▸ BRIEF
Going line by line through the entries below, note each one with "views", then report how many there are and nothing else.

(Data records for software interfaces)
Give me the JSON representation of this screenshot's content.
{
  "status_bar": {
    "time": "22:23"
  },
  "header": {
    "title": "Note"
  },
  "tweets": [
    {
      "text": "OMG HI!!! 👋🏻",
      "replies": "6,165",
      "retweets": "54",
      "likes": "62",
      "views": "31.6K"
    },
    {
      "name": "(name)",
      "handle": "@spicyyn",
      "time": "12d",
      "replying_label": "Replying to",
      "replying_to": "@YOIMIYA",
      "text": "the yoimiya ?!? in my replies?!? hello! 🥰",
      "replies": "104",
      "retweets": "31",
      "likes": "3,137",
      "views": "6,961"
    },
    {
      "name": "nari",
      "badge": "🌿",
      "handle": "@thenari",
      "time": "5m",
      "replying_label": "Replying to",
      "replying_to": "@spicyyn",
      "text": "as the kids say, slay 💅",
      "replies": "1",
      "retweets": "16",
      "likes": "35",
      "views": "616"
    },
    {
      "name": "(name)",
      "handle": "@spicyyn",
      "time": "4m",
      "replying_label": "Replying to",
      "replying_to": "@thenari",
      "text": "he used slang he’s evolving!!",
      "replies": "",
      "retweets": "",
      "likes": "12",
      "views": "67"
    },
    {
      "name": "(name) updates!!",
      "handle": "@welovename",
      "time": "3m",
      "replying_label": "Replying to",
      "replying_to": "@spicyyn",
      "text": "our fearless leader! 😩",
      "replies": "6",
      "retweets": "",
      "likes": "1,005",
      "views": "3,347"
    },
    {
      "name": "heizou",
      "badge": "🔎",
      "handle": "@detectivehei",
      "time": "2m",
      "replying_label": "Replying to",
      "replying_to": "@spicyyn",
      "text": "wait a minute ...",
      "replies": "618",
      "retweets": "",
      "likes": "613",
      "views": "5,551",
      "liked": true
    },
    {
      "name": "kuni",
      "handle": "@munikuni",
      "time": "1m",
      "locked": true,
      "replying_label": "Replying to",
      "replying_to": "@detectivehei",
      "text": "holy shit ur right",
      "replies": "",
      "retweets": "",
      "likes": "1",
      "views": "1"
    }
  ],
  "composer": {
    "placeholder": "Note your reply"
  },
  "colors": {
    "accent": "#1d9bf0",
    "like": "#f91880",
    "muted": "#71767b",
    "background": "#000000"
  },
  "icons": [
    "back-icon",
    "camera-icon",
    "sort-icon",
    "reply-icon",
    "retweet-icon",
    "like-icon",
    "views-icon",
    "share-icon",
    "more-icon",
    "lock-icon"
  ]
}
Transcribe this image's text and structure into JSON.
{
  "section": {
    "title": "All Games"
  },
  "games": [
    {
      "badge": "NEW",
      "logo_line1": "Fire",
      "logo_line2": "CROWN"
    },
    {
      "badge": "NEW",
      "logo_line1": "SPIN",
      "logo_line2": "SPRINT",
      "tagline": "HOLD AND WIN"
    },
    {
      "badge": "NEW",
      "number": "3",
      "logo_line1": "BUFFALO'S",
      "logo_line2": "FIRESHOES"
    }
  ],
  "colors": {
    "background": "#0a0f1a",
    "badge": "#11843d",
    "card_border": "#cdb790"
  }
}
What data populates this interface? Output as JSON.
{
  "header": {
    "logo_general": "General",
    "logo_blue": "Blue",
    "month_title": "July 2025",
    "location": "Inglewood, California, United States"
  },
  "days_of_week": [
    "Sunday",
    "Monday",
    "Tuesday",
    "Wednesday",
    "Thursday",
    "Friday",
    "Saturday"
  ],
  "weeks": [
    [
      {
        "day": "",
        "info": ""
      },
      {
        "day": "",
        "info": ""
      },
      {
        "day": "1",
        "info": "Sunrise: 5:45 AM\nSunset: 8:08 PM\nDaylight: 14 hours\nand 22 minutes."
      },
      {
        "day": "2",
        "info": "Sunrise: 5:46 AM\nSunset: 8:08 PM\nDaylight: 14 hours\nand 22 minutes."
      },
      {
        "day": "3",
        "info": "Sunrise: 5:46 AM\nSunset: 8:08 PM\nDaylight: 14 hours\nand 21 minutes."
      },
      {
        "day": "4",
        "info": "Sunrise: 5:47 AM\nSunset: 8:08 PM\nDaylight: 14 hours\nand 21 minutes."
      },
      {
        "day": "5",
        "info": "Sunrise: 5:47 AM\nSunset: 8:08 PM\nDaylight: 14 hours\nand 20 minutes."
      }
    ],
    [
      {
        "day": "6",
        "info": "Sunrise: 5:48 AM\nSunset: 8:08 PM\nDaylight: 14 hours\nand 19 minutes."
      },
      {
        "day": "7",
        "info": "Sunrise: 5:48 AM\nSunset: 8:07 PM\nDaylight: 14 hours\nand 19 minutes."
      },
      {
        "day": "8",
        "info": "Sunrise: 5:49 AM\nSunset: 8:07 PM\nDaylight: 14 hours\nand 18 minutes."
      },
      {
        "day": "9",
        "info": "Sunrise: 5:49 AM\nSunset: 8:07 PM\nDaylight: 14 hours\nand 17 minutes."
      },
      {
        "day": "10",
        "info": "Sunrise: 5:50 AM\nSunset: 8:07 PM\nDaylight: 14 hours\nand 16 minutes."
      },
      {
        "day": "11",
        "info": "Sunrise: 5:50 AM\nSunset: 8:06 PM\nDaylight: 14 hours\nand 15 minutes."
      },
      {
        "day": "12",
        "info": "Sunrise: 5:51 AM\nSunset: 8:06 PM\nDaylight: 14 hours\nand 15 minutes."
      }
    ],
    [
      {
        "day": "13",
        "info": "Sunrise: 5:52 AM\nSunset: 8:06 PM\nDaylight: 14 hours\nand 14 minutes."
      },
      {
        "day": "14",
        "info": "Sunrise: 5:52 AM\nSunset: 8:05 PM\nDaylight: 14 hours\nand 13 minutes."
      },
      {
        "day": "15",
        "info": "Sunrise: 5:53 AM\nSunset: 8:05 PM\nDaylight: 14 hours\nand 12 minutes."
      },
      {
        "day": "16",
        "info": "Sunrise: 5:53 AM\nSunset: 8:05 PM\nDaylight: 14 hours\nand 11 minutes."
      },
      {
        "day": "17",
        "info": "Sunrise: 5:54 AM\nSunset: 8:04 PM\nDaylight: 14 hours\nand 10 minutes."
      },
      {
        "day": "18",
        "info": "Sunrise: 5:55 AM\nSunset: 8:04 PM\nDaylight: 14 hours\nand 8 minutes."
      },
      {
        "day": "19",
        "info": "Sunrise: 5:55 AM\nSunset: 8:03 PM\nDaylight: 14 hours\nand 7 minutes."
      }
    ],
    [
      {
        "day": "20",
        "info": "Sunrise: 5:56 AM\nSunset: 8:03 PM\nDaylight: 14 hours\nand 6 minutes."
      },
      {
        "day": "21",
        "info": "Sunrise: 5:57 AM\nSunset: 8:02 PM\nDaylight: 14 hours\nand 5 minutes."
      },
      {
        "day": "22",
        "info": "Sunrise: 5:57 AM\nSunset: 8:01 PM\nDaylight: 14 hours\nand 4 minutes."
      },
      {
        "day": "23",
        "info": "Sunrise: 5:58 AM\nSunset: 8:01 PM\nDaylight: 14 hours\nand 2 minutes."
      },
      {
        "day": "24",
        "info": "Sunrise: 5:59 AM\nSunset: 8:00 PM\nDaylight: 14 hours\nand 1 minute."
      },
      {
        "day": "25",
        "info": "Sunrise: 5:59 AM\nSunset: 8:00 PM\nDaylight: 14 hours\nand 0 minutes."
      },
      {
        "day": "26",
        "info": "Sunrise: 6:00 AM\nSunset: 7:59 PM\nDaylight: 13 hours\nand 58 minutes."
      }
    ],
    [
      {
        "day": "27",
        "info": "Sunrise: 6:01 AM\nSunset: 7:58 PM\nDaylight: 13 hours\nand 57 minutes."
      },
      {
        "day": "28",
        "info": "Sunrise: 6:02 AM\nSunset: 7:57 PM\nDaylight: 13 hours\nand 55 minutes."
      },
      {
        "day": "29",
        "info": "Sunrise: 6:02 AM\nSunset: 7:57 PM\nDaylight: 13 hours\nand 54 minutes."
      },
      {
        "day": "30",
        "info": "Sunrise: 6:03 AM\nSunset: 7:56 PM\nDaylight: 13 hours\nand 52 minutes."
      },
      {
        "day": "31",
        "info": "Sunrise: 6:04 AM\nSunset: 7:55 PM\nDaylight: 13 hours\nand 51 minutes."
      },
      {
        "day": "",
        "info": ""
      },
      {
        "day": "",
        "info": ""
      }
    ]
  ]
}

▸ RESPONSE BOX
8